Researcher Amay Bandokar rom University of California, San Diego, who lead the study, describes “The concentration of glucose extracted by the non-invasive tattoo device is almost hundred times lower than the corresponding level in the human blood. Thus we had to develop highly sensitive glucose sensor that could detect such low levels of glucose with high selectivity.”
The researcher describe “The sensor represents the first example of an easy-to-wear flexible tattoo-based epidermal diagnostic device combining reverse iontophoretic extraction of interstitial glucose and an enzyme-based amperometric biosensor.”
He goes on to describe the plans for future development of this device.

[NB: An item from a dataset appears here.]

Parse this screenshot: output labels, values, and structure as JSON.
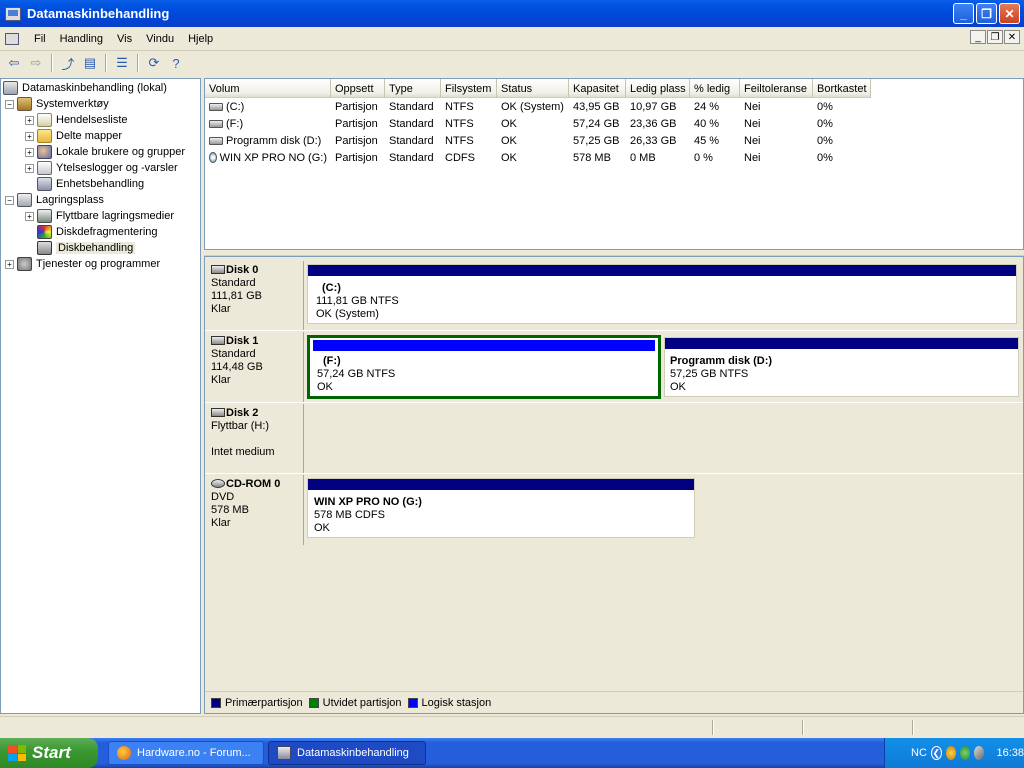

“The readout instrument for patients will eventually have Bluetooth capabilities to send this information directly to the patient’s doctor in real-time or store data in the cloud,” reported Indian graduate student Amay Bandodkar. He was part of the UCSD team responsible for this breakthrough. He continues, “Presently, the tattoo sensor can easily survive for a day. These are extremely inexpensive—a few cents—and hence can be replaced without much financial burden on the patient.”
Bandodkar goes on to explain, “Carbohydrate-rich diets and the related insulin spike is one of the major reasons for several of the modern lifestyle diseases faced by humans, especially in developed countries like the USA.” He describes that a noninvasive glucose monitor could be attractive to a wide range of people who suffer from Type 2 diabetes.
The researchers conclude “The new tattoo-based iontophoretic-biosensing platrofm could readily be expanded towards the noninvasive monitoring of other chemical markers present in interstitial fluid and potentially for transcutaneous drug delivery.”